Richard Blanco, a poet and son of Cuban exiles, is scheduled to be the inaugural poet at the Inauguration of President Obama. The New York Times looks at Blanco, exploring his history and relationship to his work. Blanco is drafting three poems, from which the White House will choose one to be presented during the inauguration ceremony on January 21st (he will be sworn in on January 20th).
Is Cuba Taking the Lead on LGBT Equality in Latin America?, David Duran, Huffington Post
Freelance journalist David Duran details the role of Mariela Castro, daughter of Raúl Castro, in improving respect for LGBT rights in Cuba through her work with CENESEX.
A New Era’s Filmmakers Find Their Way in Cuba, Victoria Burnett, The New York Times
“Around the country, Cubans are making features, shorts, documentaries and animated works, often with little more than a couple of friends and some inexpensive equipment — and little input from the state-supported Cuban Institute of Cinematic Art and Industry.”
Canadian journalist Stephen Kimber writes a letter to President Obama criticizing the historically uneven U.S. policy toward Cuba, which includes his analysis of the cases of the Cuban Five and the former USAID contractor Alan Gross.
Famed Castro Photographer Enrique Meneses Dies at 83, Gerry Hadden, PRI’s The World
Enrique Meneses spent more than a half century as photographer and foreign correspondent for European media. However, some of his most famous photos are from his four months in the Sierra Maestra Mountains of Cuba with Fidel Castro and Cuban Rebel Army in 1957 and 1958. He took more than 2000 photos in that period. A sampling can be found here.
End note: No Es El Fin!

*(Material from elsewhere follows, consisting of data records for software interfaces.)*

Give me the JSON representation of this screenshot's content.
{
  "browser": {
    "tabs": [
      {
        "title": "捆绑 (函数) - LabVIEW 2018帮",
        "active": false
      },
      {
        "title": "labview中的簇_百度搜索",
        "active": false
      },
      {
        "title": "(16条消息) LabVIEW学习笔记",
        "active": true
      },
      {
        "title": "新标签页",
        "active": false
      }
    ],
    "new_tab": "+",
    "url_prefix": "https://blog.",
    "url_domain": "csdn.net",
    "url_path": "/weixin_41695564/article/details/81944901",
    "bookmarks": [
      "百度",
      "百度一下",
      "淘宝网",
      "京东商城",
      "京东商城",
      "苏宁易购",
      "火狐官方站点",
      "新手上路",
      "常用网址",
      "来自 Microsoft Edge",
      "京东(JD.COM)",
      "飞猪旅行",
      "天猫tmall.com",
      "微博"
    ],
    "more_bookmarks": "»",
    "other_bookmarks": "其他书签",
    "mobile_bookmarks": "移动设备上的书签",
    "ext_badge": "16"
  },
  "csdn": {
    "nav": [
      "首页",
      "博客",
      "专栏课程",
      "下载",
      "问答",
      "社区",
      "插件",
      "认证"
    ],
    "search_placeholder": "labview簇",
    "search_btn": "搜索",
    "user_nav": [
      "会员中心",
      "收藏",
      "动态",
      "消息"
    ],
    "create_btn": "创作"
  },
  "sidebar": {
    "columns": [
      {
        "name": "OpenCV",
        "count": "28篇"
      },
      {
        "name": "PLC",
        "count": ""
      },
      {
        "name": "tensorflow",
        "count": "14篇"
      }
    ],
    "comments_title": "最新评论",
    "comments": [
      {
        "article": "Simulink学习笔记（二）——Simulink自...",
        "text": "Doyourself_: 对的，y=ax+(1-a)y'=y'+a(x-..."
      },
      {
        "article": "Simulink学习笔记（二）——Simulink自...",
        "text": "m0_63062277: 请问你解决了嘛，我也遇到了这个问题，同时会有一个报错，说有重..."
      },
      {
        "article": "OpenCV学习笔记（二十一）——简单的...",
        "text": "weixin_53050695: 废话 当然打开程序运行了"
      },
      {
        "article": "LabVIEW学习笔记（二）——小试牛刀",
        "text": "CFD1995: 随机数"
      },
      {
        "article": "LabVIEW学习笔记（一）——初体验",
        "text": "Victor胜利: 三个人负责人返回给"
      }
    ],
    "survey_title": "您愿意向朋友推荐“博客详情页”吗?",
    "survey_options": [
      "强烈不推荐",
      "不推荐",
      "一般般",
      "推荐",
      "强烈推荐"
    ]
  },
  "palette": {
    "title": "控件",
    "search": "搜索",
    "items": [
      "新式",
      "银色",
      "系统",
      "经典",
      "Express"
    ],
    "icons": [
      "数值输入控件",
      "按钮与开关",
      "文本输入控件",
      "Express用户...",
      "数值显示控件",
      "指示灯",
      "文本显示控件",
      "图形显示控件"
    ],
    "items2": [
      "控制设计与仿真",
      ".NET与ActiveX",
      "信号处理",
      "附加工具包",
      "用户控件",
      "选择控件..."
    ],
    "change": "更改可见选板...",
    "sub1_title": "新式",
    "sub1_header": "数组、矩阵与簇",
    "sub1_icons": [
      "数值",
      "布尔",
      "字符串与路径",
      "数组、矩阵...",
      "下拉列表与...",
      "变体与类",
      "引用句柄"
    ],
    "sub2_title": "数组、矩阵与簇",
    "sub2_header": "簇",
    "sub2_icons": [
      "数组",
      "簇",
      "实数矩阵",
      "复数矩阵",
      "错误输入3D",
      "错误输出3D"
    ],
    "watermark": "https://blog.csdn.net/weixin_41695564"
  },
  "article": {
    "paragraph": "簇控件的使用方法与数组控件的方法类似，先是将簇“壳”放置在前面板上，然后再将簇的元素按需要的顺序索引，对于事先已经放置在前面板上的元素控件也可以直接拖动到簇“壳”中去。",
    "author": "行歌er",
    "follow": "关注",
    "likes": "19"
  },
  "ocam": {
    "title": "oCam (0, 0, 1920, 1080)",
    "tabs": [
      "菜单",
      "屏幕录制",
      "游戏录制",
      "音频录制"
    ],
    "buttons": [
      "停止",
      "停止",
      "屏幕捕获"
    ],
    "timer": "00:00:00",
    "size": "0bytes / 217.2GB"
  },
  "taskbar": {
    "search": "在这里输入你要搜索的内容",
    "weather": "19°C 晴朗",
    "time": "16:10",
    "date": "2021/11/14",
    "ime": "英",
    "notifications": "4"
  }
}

Tomorrow, Cuban singer-songwriter Carlos Varela celebrates 30 years of artistic life in a concert with his band and several invited guests, including Jackson Browne, in Havana. Carlos has been a consistent ally and a dear friend to CDA, and is a powerful voice for breaking down the walls between our two countries. We congratulate Carlos on this important anniversary. Here’s to the next 30 years!